[Interface dataset entries]

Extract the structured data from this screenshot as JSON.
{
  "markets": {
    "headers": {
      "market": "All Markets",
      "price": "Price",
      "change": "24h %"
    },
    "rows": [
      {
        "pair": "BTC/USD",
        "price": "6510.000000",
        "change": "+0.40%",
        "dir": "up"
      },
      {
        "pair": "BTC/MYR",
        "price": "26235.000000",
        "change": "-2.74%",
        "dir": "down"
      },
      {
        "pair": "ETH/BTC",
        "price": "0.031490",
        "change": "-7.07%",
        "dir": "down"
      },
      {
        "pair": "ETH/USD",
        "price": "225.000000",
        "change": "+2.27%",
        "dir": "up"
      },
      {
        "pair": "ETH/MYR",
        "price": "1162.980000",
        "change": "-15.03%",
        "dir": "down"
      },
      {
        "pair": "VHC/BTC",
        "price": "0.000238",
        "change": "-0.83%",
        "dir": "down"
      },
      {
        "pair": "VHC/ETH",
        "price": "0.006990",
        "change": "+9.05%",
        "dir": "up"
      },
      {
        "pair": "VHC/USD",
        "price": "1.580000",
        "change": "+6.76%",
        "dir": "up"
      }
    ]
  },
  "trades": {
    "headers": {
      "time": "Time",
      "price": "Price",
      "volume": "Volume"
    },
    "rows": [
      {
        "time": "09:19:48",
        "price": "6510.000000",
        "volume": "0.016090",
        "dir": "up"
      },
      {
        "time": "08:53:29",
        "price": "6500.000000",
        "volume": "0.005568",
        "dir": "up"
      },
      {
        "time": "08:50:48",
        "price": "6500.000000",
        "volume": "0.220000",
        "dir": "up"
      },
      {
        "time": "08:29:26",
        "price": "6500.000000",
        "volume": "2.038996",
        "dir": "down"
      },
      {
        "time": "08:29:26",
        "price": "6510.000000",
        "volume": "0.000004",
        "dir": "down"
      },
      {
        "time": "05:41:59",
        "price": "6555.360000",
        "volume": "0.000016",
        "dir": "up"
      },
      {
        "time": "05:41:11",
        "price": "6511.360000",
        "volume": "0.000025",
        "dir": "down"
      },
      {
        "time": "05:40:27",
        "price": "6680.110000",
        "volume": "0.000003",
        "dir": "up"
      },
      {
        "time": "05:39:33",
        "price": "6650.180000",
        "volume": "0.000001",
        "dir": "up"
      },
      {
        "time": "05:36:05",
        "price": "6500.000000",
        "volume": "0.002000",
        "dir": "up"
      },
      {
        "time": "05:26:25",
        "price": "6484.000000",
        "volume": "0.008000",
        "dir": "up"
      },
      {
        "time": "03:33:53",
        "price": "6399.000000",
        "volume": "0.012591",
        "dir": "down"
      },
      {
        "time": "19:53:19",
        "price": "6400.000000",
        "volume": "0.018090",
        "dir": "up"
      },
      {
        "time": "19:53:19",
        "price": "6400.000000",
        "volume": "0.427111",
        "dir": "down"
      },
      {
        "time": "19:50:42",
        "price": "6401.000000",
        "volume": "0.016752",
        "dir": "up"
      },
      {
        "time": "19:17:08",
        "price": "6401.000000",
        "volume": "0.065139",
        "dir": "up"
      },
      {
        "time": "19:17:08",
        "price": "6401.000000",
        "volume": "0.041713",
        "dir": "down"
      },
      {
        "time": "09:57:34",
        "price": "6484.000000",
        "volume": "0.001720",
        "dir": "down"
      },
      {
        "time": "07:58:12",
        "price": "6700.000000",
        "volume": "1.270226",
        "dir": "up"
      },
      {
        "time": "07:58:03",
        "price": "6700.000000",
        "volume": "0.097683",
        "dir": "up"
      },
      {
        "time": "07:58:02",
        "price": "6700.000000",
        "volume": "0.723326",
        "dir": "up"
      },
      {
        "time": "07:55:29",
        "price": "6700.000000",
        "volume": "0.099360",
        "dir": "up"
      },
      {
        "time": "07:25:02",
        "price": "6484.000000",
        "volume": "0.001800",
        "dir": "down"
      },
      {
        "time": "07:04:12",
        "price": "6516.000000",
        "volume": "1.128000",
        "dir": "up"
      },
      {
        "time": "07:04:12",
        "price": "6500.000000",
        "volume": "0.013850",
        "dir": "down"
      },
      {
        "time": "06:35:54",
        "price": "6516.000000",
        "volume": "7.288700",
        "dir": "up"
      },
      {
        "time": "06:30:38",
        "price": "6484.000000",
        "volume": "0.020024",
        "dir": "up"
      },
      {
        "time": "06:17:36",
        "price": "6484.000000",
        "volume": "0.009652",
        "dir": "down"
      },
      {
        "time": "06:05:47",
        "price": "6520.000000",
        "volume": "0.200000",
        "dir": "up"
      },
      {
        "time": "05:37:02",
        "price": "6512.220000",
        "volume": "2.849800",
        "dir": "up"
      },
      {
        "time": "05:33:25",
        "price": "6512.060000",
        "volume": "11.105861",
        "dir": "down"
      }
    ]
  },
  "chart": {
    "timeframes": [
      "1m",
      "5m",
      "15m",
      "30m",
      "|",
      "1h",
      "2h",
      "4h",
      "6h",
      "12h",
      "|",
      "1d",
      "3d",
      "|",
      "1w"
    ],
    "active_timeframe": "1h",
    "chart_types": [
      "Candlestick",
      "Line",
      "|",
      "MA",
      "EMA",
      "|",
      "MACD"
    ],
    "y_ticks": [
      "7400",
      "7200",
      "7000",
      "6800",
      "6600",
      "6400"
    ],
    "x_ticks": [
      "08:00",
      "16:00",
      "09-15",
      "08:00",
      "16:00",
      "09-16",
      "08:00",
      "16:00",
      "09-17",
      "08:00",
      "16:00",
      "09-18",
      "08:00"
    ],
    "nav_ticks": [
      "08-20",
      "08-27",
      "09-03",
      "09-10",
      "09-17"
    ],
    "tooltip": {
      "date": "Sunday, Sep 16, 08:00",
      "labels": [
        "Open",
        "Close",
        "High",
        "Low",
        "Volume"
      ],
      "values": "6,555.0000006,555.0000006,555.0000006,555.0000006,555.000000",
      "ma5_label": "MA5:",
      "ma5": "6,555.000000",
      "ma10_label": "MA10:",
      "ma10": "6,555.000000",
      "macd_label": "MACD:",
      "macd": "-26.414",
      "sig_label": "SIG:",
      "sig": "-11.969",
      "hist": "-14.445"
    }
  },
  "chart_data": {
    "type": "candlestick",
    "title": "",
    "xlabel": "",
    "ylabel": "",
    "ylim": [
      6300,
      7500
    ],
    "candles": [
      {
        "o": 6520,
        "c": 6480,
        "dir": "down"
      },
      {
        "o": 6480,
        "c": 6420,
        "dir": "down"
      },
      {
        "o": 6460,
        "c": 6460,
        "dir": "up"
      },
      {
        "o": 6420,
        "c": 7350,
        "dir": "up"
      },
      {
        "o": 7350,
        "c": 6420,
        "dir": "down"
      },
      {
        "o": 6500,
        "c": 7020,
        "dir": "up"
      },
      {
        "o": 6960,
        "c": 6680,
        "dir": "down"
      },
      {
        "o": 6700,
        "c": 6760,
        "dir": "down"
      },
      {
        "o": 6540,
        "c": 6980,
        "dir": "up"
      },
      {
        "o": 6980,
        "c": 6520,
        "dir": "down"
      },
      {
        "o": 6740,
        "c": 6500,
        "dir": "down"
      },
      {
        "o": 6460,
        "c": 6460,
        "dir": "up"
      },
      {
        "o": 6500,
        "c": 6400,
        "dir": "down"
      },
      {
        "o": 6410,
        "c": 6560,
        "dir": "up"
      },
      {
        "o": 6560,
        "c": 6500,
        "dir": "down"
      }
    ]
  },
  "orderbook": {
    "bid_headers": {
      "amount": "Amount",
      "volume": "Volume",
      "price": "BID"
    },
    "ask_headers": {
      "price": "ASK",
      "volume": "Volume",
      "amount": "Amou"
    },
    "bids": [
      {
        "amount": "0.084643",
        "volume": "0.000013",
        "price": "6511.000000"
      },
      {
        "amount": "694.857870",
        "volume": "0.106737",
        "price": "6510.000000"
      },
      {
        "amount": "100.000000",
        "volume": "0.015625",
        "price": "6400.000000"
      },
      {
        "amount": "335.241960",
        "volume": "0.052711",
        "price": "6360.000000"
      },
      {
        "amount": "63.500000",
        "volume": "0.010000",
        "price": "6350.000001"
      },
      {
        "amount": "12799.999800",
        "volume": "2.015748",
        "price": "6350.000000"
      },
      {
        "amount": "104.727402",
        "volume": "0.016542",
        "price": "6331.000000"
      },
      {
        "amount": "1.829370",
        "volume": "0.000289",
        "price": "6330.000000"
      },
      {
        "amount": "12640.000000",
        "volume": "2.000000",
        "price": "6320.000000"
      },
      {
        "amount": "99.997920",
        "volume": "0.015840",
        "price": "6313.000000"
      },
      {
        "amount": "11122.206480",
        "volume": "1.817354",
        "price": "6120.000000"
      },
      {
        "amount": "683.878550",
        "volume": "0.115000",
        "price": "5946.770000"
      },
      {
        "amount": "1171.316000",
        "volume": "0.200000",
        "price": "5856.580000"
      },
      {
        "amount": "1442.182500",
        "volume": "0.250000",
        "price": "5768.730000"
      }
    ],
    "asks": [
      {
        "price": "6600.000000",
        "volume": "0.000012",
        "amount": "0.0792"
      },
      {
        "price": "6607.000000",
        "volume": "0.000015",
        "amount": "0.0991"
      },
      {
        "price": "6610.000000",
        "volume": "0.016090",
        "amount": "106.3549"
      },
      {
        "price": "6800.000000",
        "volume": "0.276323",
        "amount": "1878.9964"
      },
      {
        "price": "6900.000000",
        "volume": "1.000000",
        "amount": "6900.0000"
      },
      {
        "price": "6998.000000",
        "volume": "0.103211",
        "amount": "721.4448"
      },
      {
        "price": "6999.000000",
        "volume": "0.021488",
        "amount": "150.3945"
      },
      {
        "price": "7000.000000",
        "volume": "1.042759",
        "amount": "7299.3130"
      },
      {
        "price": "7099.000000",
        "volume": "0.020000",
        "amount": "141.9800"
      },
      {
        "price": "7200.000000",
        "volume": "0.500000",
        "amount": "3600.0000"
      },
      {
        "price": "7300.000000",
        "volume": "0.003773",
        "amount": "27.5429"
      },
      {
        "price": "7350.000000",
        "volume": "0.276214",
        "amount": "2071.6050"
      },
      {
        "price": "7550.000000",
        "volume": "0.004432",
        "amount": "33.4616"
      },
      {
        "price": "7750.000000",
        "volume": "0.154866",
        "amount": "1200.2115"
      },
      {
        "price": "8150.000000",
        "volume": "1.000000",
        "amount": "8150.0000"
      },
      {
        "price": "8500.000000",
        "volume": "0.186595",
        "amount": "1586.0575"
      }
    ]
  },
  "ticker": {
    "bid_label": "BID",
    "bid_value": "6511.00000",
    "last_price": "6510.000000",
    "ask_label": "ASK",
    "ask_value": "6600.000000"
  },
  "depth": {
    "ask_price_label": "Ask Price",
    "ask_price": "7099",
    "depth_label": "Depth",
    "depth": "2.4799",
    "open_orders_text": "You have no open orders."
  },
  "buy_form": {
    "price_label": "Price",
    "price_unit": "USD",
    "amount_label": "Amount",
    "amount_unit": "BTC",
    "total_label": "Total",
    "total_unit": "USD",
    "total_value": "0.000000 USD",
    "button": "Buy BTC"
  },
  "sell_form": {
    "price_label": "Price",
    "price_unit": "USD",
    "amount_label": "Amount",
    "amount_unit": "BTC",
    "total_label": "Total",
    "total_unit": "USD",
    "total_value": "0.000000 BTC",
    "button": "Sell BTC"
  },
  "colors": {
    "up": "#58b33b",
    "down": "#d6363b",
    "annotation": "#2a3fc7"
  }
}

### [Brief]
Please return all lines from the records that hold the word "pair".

### [Result of the task]
        "pair": "BTC/USD",
        "pair": "BTC/MYR",
        "pair": "ETH/BTC",
        "pair": "ETH/USD",
        "pair": "ETH/MYR",
        "pair": "VHC/BTC",
        "pair": "VHC/ETH",
        "pair": "VHC/USD",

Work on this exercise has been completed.